__ABOUT THIS TASK__:
Your answer should be one number, the count of lines in the entries holding the word "thumb".

__Page and application data records__:
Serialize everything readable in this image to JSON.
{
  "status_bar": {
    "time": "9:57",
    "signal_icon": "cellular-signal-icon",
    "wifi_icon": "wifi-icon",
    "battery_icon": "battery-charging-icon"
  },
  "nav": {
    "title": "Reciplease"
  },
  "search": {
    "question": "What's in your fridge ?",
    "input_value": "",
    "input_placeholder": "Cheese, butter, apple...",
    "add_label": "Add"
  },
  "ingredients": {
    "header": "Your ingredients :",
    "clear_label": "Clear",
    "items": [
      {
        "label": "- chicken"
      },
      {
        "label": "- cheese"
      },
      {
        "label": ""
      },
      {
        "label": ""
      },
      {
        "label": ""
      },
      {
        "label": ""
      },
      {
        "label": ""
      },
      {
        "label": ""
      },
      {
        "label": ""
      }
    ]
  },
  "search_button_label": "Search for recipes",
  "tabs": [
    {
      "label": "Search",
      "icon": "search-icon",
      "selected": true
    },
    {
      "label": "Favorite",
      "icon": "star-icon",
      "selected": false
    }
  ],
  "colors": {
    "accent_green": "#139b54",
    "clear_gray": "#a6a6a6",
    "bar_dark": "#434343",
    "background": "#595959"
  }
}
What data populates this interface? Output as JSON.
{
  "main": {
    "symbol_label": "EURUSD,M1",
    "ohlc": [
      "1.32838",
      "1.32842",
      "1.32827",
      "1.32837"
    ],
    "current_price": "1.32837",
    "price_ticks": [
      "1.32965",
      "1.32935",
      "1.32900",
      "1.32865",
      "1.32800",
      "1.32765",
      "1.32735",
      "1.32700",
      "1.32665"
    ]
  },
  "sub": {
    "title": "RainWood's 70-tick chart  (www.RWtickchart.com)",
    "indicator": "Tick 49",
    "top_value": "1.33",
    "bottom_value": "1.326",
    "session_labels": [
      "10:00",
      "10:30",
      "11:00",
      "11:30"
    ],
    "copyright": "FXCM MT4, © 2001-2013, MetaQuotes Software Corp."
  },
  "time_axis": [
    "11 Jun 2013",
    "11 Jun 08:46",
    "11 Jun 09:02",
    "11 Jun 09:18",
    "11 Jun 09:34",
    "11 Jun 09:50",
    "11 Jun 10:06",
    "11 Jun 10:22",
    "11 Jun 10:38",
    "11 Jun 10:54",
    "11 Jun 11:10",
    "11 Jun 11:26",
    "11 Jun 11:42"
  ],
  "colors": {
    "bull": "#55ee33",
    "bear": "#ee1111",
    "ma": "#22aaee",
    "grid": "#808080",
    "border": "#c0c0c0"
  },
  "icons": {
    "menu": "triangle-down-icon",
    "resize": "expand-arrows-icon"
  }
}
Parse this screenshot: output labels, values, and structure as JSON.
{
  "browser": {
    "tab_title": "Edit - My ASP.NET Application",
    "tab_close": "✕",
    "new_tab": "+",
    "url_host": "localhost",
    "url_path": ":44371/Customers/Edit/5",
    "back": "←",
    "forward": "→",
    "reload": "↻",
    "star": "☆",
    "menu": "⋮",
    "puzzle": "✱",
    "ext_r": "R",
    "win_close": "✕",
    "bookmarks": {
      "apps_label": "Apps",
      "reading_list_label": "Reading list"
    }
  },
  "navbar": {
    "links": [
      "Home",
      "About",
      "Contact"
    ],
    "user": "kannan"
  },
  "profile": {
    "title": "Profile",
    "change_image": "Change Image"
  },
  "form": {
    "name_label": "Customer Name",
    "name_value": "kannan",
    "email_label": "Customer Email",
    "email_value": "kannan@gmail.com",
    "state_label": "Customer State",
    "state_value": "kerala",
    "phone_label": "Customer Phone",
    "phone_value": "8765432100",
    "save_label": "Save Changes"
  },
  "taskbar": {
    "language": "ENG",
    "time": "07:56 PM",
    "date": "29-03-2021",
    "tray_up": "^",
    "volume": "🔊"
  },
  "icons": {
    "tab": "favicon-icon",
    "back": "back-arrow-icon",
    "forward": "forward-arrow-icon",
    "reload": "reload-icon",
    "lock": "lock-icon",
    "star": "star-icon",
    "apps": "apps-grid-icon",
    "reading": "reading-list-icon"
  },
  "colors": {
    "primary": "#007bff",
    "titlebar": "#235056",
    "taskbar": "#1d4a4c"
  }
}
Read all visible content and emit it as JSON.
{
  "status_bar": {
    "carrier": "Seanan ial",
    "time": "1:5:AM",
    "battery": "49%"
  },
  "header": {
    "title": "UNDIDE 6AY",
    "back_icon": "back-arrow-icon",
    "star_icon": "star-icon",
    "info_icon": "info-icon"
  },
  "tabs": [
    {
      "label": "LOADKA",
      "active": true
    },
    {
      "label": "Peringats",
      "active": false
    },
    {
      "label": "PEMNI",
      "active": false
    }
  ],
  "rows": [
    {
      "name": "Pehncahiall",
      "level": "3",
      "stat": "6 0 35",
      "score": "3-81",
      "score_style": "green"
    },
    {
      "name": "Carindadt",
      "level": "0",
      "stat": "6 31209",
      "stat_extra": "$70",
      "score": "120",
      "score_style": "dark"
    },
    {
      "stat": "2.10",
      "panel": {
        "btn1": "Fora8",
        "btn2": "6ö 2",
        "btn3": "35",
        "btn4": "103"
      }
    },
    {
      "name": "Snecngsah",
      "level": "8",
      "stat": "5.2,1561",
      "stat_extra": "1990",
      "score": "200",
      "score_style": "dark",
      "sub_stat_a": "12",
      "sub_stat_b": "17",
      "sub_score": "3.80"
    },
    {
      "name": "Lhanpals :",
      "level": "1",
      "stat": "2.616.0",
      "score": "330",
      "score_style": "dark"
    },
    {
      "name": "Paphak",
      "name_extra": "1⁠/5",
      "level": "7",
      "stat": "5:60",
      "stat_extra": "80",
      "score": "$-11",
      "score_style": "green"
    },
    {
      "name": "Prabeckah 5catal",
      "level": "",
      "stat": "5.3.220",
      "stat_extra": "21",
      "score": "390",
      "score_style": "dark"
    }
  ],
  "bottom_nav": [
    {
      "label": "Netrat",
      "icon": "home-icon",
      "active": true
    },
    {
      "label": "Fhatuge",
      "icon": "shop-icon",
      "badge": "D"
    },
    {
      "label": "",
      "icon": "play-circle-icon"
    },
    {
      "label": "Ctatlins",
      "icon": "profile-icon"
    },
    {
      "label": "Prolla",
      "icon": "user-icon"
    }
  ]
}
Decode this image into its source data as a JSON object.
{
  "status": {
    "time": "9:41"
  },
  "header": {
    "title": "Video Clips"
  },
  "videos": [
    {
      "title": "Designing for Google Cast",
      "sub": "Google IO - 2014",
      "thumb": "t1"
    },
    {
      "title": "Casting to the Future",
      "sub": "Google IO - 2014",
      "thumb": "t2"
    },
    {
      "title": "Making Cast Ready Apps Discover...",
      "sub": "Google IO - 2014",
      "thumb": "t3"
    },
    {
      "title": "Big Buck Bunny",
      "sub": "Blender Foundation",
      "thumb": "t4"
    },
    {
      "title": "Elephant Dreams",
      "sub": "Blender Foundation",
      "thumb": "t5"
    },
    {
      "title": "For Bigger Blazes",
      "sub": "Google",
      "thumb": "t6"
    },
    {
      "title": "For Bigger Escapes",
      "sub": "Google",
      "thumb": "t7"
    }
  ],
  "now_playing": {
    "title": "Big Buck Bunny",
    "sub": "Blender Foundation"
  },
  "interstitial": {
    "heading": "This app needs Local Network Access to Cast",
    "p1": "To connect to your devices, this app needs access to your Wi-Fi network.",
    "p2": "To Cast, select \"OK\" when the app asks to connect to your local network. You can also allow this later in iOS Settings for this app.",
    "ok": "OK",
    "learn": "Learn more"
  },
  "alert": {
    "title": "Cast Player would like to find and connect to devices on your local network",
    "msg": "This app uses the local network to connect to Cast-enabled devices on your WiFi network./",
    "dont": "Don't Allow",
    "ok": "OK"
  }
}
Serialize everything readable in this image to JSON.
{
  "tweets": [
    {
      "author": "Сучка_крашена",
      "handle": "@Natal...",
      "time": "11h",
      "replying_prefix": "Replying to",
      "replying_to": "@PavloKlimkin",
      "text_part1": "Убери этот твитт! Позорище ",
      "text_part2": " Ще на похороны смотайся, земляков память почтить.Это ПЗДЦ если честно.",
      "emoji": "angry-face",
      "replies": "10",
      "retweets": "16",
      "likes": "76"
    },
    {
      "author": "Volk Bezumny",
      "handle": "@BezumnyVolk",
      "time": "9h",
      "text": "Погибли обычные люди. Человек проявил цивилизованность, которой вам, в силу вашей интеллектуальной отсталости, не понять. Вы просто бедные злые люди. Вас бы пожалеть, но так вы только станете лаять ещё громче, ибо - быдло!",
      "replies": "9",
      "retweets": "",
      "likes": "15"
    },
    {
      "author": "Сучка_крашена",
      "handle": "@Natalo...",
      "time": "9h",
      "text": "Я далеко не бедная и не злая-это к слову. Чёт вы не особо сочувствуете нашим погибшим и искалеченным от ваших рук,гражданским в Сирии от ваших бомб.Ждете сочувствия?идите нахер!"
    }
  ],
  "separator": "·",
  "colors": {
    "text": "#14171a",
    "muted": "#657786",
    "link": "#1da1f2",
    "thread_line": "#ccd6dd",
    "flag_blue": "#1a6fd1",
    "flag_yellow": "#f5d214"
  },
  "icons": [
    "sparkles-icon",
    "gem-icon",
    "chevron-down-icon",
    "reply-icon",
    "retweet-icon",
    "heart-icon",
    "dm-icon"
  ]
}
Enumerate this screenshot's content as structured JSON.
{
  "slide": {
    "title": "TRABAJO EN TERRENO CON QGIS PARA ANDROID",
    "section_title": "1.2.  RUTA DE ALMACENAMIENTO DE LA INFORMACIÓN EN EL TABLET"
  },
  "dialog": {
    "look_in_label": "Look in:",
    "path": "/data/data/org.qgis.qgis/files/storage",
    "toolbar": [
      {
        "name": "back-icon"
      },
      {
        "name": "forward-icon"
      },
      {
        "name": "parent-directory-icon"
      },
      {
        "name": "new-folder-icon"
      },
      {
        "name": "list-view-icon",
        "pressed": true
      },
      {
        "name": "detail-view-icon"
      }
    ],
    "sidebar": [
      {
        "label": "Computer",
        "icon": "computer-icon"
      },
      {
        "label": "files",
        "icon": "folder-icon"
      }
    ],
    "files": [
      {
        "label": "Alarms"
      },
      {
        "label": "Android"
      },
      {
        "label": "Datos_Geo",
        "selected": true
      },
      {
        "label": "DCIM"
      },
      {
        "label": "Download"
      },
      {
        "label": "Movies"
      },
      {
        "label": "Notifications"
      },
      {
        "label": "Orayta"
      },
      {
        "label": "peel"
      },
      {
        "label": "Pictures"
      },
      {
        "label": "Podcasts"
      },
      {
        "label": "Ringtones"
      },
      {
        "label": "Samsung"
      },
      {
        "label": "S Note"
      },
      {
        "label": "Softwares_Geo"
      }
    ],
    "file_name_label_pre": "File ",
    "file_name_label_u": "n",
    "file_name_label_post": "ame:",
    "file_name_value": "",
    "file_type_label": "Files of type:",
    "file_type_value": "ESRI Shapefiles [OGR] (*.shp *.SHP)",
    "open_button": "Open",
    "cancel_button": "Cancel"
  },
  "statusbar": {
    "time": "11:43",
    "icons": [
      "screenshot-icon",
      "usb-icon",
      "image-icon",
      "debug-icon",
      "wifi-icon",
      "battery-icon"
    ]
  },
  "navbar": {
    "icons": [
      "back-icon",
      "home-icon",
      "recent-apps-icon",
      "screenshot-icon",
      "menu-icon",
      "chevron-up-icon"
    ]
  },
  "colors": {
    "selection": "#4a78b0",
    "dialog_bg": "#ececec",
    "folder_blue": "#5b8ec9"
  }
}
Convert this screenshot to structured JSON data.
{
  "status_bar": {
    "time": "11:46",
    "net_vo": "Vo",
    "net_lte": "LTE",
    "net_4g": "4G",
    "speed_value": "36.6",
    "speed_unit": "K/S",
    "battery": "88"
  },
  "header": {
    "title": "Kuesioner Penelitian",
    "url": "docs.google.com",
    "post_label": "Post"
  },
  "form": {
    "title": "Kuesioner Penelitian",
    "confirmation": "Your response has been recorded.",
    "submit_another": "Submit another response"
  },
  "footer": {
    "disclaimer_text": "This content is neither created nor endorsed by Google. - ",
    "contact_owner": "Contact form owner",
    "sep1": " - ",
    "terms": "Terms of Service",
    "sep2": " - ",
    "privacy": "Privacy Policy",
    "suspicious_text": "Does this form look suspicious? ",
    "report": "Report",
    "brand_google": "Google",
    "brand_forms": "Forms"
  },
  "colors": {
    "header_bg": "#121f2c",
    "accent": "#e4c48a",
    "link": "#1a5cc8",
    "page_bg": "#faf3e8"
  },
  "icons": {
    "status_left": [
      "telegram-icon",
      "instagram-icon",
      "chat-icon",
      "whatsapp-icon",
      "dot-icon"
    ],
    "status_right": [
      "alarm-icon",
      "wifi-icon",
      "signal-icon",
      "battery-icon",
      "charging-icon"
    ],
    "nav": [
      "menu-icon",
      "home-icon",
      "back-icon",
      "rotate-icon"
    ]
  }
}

__FINISHED TASK__:
7